Not all Chinook salmon are created equal, and this has a major impact on the energetics for southern resident killer whales. A recent study quantified the lipid content in Fraser River Chinook salmon — the southern resident’s preferred meal — and found that spring-run Chinook salmon, the earliest to arrive to the Salish Sea are lipid-rich and energy dense; a critical factor for the killer whales who prey on them.
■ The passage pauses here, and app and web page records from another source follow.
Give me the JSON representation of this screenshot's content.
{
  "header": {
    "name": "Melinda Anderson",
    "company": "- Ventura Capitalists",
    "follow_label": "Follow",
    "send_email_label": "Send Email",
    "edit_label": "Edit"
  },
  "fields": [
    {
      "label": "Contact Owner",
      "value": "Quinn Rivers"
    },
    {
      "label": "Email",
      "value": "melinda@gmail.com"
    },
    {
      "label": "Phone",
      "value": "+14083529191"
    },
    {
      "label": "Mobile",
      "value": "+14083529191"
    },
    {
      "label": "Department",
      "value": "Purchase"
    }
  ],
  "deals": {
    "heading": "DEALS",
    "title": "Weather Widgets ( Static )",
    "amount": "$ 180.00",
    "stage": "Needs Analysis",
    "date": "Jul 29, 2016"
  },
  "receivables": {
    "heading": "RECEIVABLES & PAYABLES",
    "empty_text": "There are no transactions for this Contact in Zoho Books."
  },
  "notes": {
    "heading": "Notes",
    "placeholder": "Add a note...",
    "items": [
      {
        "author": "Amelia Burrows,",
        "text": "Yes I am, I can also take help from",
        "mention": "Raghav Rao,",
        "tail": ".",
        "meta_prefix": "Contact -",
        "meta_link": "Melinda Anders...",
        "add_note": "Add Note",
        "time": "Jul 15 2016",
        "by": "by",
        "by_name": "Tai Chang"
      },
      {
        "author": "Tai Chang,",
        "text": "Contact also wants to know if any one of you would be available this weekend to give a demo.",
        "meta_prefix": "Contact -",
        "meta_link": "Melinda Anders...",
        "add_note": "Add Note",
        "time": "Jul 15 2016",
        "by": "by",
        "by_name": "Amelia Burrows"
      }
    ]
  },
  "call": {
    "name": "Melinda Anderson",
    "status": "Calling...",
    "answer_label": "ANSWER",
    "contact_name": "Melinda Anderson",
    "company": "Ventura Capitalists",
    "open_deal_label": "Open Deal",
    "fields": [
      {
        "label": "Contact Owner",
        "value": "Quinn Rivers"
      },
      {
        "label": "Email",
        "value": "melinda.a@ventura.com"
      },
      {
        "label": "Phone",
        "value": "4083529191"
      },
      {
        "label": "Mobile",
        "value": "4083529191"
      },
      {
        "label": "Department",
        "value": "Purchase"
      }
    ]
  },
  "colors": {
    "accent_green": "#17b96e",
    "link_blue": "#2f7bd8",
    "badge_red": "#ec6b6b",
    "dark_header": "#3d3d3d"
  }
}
Fraser River Chinook salmon that come later in the season have lower energy density.
“This research helps us quantify the energetic requirements of the southern residents,” said Jacob Lerner, lead author of the study and a doctoral student in the Pelagic Ecosystems Lab at the Institute for the Oceans and Fisheries. “For example, if the southern residents ate just low-lipid salmon, they would have to eat around 80,000 more Chinook salmon every year than if they just ate high-lipid salmon.”
Southern resident killer whales are an iconic species in British Columbia’s Salish Sea and down the northeastern Pacific coast. With black and white markings, these marine mammals can weigh up to 12,000 pounds and be up to 26 feet long. They are fierce, social creatures that live and hunt in family group pods. And, sadly, there are only 73 left in the world.
Critically endangered by a number of anthropogenic factors, including noise pollution and high levels of water contaminants, their decline is mostly based on the limited availability of their preferred prey — Chinook salmon. However, there are many distinct populations of Chinook salmon available throughout the year, some with stock-specific differences in energy density, and not all in decline.
“We began with an initial hypothesis that these salmon were all created equal, that they all have the same value to resident killer whales. And we quickly realized that this is not true at all,” said Lerner. “They all have different levels of lipid content.”
Quantifying that lipid content is important as it directly relates to the caloric value of a salmon, assigning its value as prey. Specific estimates of lipid content for Chinook populations with different distributions, or run-timings, could be used to inform trends in killer whale populations, properly time fisheries closures, or even decide which hatcheries to augment to increase high quality food availability for southern residents, Lerner said.
This is particularly important as southern resident killer whales are a migratory species and often spend their winter months elsewhere. When they return to the Salish Sea for the spring and summer, their arrival often coincides with the arrival of the spring-run Fraser River Chinook salmon.
“Southern resident killer whales used to come here earlier in the spring season when they could eat early migrating Chinook salmon,” said Brian Hunt, associate professor in the Institute for the Oceans and Fisheries. “Those early Chinook were very energy dense as they need to fuel their long freshwater migration back to their spawning grounds, but those stocks have been declining. With the whales coming later, they mainly have access to Chinook from the lower Fraser. These fish don’t migrate very far, and have lower energy density.”
As a major source of prey for southern residents, estimates of lipid content from Fraser bound Chinook salmon may be one of the keys to helping both threatened species. “We identified a spectrum of high, medium and low-lipid Chinook populations from the Fraser that can be used to better inform energetics models and manage both species,” Lerner stated, “We also identified life history parameters for the salmon to predict where on this spectrum they may fall.”
Though the study has quantified lipid content in Fraser River Chinook, and shown new light on its life history drivers, there is still little information on how ocean conditions influence this energy accumulation.
“We plan to keep monitoring Fraser Chinook salmon fat content,” said Hunt. “And one of questions we want to answer is how changing ocean conditions might be affecting their energy accumulation. Our concern is that ocean warming and food web shifts in the North Pacific Ocean are leading to lower energy accumulation in Chinook salmon. This will have implications for both the Chinook themselves — will they have enough energy for return migration and spawning? — and the killers whales that depend on them.”